The first thing that comes to the head of someone after looking at the balance sheet, is the difference between profit and loss. Revenue is considered as all income before expenses have been factored in.Profit is the difference.


Therefore, a landscaping company, for instance, could consider every dime made from landscaping as the revenue.However, everything that the business gets from investments is different. Aside from that caveat, all income is revenue

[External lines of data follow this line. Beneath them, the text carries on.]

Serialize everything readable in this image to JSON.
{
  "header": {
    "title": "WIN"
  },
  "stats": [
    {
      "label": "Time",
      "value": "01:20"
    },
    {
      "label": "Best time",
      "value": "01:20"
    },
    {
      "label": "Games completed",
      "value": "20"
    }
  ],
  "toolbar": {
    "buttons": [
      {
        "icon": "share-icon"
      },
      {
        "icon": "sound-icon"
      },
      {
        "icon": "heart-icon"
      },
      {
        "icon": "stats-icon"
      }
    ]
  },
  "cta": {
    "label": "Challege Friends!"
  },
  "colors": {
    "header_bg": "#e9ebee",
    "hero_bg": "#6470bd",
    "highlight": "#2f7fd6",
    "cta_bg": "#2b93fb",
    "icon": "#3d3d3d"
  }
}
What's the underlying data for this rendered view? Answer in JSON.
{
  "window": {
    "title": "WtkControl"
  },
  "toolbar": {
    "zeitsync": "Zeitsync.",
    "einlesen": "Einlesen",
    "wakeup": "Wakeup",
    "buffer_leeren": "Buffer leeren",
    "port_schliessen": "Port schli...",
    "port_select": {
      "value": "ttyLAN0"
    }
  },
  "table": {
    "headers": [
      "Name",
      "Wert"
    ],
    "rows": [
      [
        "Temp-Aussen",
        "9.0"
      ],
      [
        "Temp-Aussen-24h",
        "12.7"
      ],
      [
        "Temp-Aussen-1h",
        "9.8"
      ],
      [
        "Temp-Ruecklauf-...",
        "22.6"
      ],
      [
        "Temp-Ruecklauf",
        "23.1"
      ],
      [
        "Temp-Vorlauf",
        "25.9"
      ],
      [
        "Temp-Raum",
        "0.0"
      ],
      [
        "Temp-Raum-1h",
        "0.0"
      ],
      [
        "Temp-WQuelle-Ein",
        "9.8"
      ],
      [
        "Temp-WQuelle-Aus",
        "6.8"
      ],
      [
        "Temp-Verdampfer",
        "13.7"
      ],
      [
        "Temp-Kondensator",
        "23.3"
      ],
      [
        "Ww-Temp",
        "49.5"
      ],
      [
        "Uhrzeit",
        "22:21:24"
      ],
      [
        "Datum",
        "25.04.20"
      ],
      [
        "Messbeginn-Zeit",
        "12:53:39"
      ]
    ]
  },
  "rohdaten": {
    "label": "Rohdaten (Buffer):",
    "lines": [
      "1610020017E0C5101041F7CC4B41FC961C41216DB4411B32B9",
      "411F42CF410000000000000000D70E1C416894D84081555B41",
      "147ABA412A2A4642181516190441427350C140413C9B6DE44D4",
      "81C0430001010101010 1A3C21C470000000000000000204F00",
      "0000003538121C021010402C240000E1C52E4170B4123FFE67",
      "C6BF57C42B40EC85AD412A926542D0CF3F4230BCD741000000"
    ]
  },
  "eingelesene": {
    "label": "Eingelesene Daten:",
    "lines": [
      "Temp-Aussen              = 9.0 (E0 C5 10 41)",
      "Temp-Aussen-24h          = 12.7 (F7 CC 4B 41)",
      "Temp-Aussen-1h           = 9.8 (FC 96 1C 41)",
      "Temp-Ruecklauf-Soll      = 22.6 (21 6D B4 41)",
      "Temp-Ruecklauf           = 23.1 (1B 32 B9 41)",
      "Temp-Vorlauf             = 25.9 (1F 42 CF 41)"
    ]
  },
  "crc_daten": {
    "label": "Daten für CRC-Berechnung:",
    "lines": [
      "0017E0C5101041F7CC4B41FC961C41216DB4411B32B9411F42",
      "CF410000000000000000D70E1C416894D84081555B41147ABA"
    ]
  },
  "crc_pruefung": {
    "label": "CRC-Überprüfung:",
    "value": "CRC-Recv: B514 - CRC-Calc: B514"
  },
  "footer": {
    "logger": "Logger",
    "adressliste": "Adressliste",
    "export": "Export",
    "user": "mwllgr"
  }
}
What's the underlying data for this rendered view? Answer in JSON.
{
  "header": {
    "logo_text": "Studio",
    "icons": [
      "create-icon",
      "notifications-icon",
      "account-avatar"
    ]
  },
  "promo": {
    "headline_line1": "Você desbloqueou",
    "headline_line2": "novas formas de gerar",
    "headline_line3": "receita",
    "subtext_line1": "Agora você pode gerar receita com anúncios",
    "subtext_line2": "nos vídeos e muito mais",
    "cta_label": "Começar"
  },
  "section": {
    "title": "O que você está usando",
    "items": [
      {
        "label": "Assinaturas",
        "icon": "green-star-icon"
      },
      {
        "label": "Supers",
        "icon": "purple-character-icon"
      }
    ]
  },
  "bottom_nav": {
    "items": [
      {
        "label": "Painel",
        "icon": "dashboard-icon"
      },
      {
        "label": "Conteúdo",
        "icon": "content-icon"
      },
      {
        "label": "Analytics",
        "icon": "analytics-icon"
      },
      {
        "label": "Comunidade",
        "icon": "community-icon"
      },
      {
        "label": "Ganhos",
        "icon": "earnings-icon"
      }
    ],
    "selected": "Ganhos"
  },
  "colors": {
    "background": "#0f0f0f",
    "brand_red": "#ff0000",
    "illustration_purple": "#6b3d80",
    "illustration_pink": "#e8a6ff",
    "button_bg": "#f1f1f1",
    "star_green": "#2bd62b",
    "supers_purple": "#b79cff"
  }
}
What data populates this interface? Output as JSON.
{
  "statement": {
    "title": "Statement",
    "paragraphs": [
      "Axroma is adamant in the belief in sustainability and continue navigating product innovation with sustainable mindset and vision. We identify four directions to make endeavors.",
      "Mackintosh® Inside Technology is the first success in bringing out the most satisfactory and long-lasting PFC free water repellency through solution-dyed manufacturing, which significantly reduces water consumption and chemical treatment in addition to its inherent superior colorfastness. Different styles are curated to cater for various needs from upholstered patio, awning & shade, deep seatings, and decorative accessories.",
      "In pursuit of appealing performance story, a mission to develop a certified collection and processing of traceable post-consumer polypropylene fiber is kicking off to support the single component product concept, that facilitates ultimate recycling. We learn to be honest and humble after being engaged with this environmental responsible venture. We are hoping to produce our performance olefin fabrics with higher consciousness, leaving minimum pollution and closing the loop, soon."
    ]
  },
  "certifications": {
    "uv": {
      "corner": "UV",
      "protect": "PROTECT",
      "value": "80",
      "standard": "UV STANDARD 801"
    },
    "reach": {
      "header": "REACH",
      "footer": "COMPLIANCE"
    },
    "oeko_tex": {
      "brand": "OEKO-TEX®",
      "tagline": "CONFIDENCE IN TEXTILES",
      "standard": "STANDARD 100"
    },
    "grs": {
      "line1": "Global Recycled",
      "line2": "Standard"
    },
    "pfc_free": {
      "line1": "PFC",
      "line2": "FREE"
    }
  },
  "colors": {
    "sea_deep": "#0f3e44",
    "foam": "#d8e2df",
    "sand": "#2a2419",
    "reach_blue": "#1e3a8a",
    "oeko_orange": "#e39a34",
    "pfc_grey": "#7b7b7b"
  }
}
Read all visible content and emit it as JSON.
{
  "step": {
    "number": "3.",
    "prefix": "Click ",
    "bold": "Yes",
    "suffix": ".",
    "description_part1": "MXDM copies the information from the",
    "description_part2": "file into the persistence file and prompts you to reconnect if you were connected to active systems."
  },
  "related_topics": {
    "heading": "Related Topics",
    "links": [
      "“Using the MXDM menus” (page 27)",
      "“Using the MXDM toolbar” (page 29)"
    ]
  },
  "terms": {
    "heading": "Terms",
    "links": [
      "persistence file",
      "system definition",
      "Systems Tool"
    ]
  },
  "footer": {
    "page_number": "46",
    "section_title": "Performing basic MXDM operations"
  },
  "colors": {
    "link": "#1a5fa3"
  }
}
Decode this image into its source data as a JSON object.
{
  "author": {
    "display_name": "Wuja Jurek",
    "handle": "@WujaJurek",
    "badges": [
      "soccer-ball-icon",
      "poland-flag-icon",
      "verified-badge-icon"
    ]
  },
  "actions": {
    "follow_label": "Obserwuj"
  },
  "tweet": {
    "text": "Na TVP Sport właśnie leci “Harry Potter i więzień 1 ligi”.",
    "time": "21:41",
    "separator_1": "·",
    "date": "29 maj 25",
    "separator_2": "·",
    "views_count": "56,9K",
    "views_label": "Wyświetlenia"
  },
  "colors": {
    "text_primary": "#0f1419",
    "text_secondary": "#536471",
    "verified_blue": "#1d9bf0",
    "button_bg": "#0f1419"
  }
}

Profit is a bit more convoluted than income. It’s all income less the costs. That suggests that everything an organization gets from its core business, less everything that an organization pays to remain in business, is the profit. Profit either goes specifically to the business administrator, remains in the business to be utilized for the business extension, or is utilized to pay investors. This depends totally on the kind of business being referred to. Another sort of benefit considered is the operating profit. operating profit is all income less the cost of merchandise sold. In a retail kind of business, this distinction is of extreme significance while in an service sort of business it turns out to be less relevant.Real profit, differs from operating benefit, as it involves calculating the total revenue minus all fixed costs. This is a major difference in light of the fact that many costs aren’t fixed.Some examples of fixed costs include: insurance, payroll, rent, and utilities.


The Profit Margin

Understanding the distinction between income and profit is imperative in the determination of the net revenue for the business.The net revenue is acquired by dividing profits with incomes, and it gives a good look at what the overall operating costs of a business are. For instance, in a business with $60,000 in quarterly incomes and $22,000 in quarterly profits, the net revenue can be figured to be 36.6%. That is 22,000/60,000 = 0.366.

The net revenue is vital on the grounds that it tells financial specialists and businesspeople how much benefit they make per dollar of income. In our case, for each dollar in income the organization makes $0.36 in benefit.

Income versus Profit

So, as you can see, the difference between revenue and profit is an easy distinction to make. As long as you keep in mind that revenue only comes from a core business and profit has multiple definitions. Although we didn’t cover operating profit in-depth, the difference between operating profit and total profit important. The difference between revenues and investments is also key. Different types of business can have vastly different profit margins, depending on various factors. Some businesses count on making a lot of revenue for an acceptable profit margin, while others make high amounts of profit on relatively  small revenue. This is the difference between high-margin and low-margin businesses.

While it might seem like every business should be a high-margin business in order to be healthy, the fact is that revenue and profit are more complex than that. Better yet, just knowing the definition of the terms and how they apply can be a huge benefit whether you’re looking after your own business or looking at investment information.